# Parabolas appearing in y = a mod floor(x)

I was just observing the simple function

$$y=a \text{ mod }\text{floor}(x)$$

and for large $$a$$, some shapes which look like parabolas started appearing. Here, for example, is $$a=1,500,000$$:

What is the intuition for this? There must be something special about the values of $$x$$ where they appear.

You can play with the function here. Press the play button on $$a$$ to watch the parabolas form as $$a$$ increases. https://www.desmos.com/calculator/etgmlsjekm

Nice question! The floor function isn't particularly relevant since we can just restrict our attention to integer values of $$x$$, or equivalently think of this as just a function of $$n = \lfloor x \rfloor$$. I will only talk about $$n$$ from now on. We can write

$$a \bmod n = a - n \left\lfloor \frac{a}{n} \right\rfloor$$

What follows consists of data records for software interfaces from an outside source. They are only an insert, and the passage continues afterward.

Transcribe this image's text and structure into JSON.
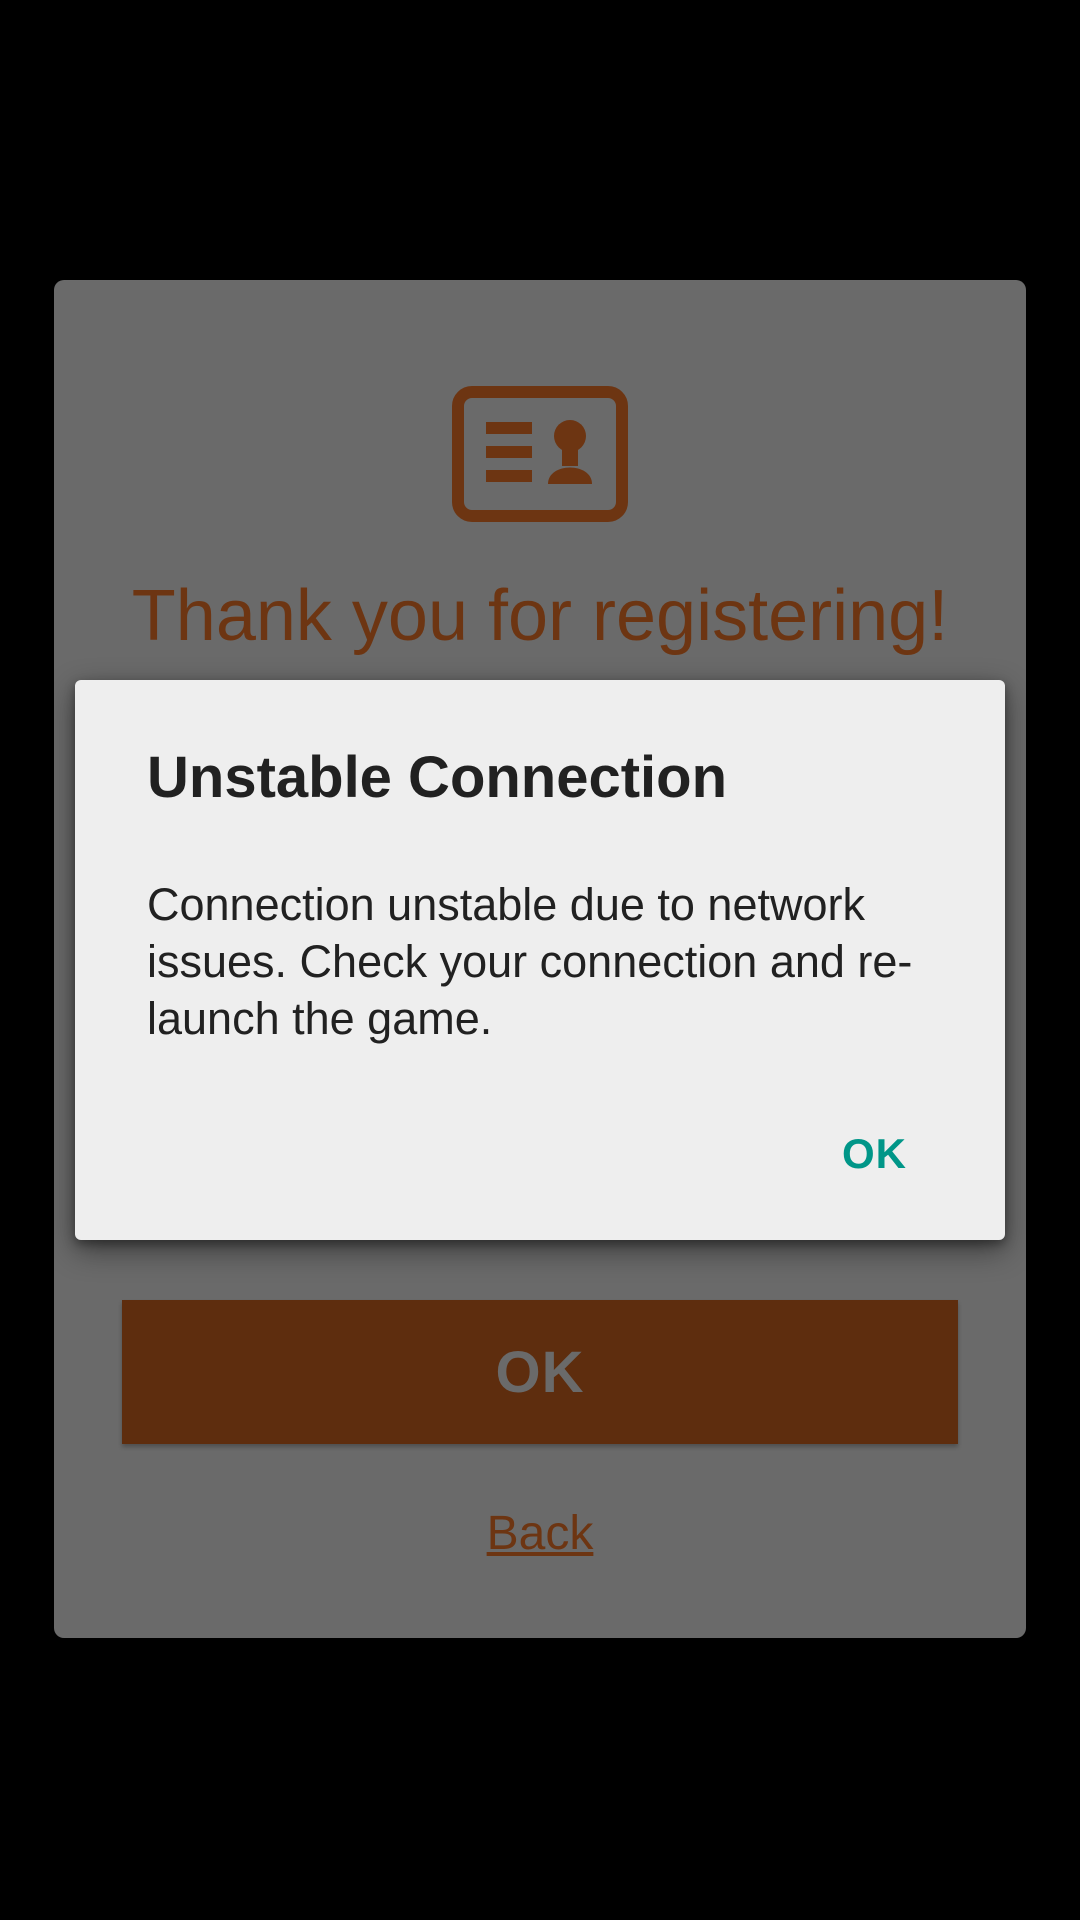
{
  "registration_card": {
    "icon": "id-card-icon",
    "title": "Thank you for registering!",
    "ok_label": "OK",
    "back_label": "Back",
    "accent_color": "#6d3512"
  },
  "dialog": {
    "title": "Unstable Connection",
    "message": "Connection unstable due to network issues. Check your connection and re-launch the game.",
    "ok_label": "OK",
    "ok_color": "#009688"
  }
}
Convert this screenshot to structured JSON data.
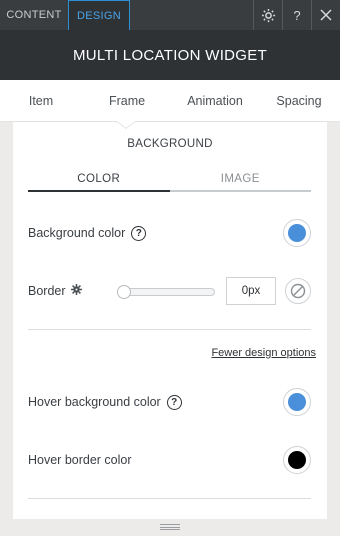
{
  "top_tabs": {
    "content": "CONTENT",
    "design": "DESIGN"
  },
  "top_icons": {
    "settings": "gear-icon",
    "help": "?",
    "close": "close-icon"
  },
  "header": {
    "title": "MULTI LOCATION WIDGET"
  },
  "sub_tabs": [
    "Item",
    "Frame",
    "Animation",
    "Spacing"
  ],
  "section": {
    "title": "BACKGROUND",
    "tabs": [
      "COLOR",
      "IMAGE"
    ],
    "active_tab": "COLOR"
  },
  "background_color": {
    "label": "Background color",
    "help": "?",
    "color": "#4a8fd9"
  },
  "border": {
    "label": "Border",
    "value": "0px",
    "slider_level": 0
  },
  "fewer_link": "Fewer design options",
  "hover_background": {
    "label": "Hover background color",
    "help": "?",
    "color": "#4a8fd9"
  },
  "hover_border": {
    "label": "Hover border color",
    "color": "#000000"
  }
}
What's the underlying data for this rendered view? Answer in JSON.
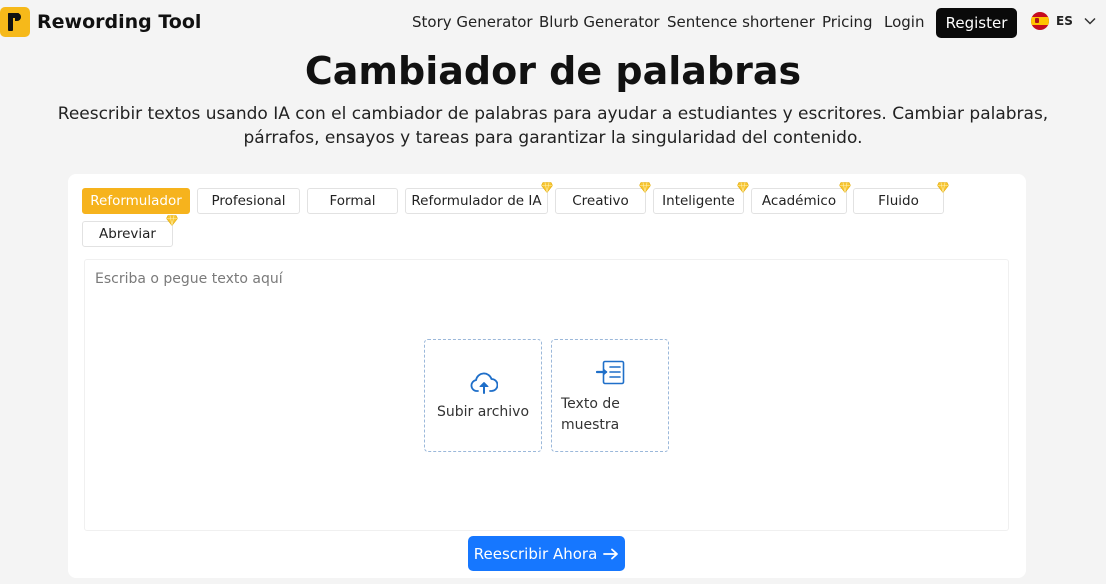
{
  "header": {
    "logo_text": "Rewording Tool",
    "nav": [
      "Story Generator",
      "Blurb Generator",
      "Sentence shortener",
      "Pricing",
      "Login"
    ],
    "register_label": "Register",
    "lang_code": "ES"
  },
  "hero": {
    "title": "Cambiador de palabras",
    "subtitle": "Reescribir textos usando IA con el cambiador de palabras para ayudar a estudiantes y escritores. Cambiar palabras, párrafos, ensayos y tareas para garantizar la singularidad del contenido."
  },
  "modes": [
    {
      "label": "Reformulador",
      "active": true,
      "premium": false
    },
    {
      "label": "Profesional",
      "active": false,
      "premium": false
    },
    {
      "label": "Formal",
      "active": false,
      "premium": false
    },
    {
      "label": "Reformulador de IA",
      "active": false,
      "premium": true
    },
    {
      "label": "Creativo",
      "active": false,
      "premium": true
    },
    {
      "label": "Inteligente",
      "active": false,
      "premium": true
    },
    {
      "label": "Académico",
      "active": false,
      "premium": true
    },
    {
      "label": "Fluido",
      "active": false,
      "premium": true
    },
    {
      "label": "Abreviar",
      "active": false,
      "premium": true
    }
  ],
  "editor": {
    "placeholder": "Escriba o pegue texto aquí",
    "upload_label": "Subir archivo",
    "sample_label_line1": "Texto de",
    "sample_label_line2": "muestra"
  },
  "submit_label": "Reescribir Ahora",
  "colors": {
    "accent": "#f6b31d",
    "primary": "#1677ff",
    "premium_gem": "#f7c531"
  },
  "icons": {
    "upload": "cloud-upload-icon",
    "sample": "sample-text-icon",
    "gem": "premium-gem-icon",
    "arrow": "arrow-right-icon"
  }
}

to get a sense for how this value changes as $$n$$ changes. If $$n$$ increments to $$n+1$$ then the $$n$$ above increments by $$1$$ but then the term $$\left\lfloor \frac{a}{n} \right\rfloor$$ gets smaller. How much smaller depends on how large $$a$$ is relative to $$n$$. Specifically, we have that

$$\frac{a}{n} - \frac{a}{n+1} = \frac{a}{n(n+1)}$$

from which we see that if $$a$$ is small compared to $$n(n+1)$$ then $$\frac{a}{n}$$ only changes by a small enough amount as $$n$$ increases that $$\left\lfloor \frac{a}{n} \right\rfloor$$ will spend a lot of time constant; more specifically if $$a$$ is small compared to $$n(n+1) \approx n^2$$. This is where the lines come from in the plot for small values of $$a$$, such as this plot for $$a = 50000$$:

We expect lines to start appearing when $$\frac{a}{n(n+1)}$$ is small compared to $$1$$; say we want $$\frac{a}{n(n+1)} \approx \frac{1}{10}$$, which gives $$n \approx \sqrt{10a}$$, which here gives $$n \approx 700$$ and this is roughly what we see in the plot.

What happens when $$a$$ is about the same size as $$n(n+1)$$? In that case $$\left\lfloor \frac{a}{n} \right\rfloor$$ starts decreasing by $$1$$ as we increment $$n$$; in other words it becomes linear, so when multiplied by $$n$$ the result becomes quadratic. You can see this clearly in the plot for $$a = 10^6$$ where there's a clear single parabola around $$n = 10^3$$:

But the other parabolas are stacked on top of each other; what's going on with that? Well, you can see that there's a double parabola a bit under $$n = 1400$$; with all these square roots running around you might guess that it is actually occurring close to $$n = 1414$$, the first few digits of $$\sqrt{2}$$; this corresponds to when $$\frac{a}{n(n+1)}$$ is close to $$\frac{1}{2}$$, meaning that $$\left\lfloor \frac{a}{n} \right\rfloor$$ will (most of the time, hopefully) alternate between being constant and increasing by $$1$$ as we increase $$n$$; this corresponds to the two stacked parabolas.

The three stacked parabolas around $$n = 1700$$ correspond to $$\frac{a}{n(n+1)}$$ being close to $$\frac{1}{3}$$, since $$\sqrt{3} = 1.732 \dots$$. More generally we expect to see $$q$$ stacked parabolas when $$\frac{a}{n(n+1)}$$ is close to the fraction $$\frac{p}{q}$$ in lowest terms; you can see that this is consistent with the four stacked parabolas around $$n = 2000$$ which corresponds to $$\frac{a}{n(n+1)}$$ being close to $$\frac{1}{4}$$, as well as the more faint three stacked parabolas around $$n = 1200$$ which corresponds to $$\frac{a}{n(n+1)}$$ being close to $$\frac{2}{3}$$ (we have $$\sqrt{\frac{3}{2}} = 1.224 \dots$$).

Expressing this relationship in terms of $$n$$, we expect to see $$q$$ stacked parabolas around $$n \approx \sqrt{\frac{aq}{p}}$$ where $$0 < \frac{p}{q} < 1$$ is a fraction in lowest terms, at least for $$q$$ reasonably small; in the plot above we can clearly distinguish a $$q = 9$$ stack, for example, around $$n = 3000$$. The parabolas become noticeably fainter for $$p > 1$$ but you can still see a few of them.

• The plot for $a = 1.5 \times 10^6$ is a little misleading because it's a little hard to tell where the parabolas are except for the ones at $n = 1500$ and $n = 3000$ and that makes you think about divisors of $a$ which is not quite what's going on. The more important clue is that $a$ is roughly twice the order of magnitude of the values of $n$ being plotted. Sep 8, 2022 at 4:02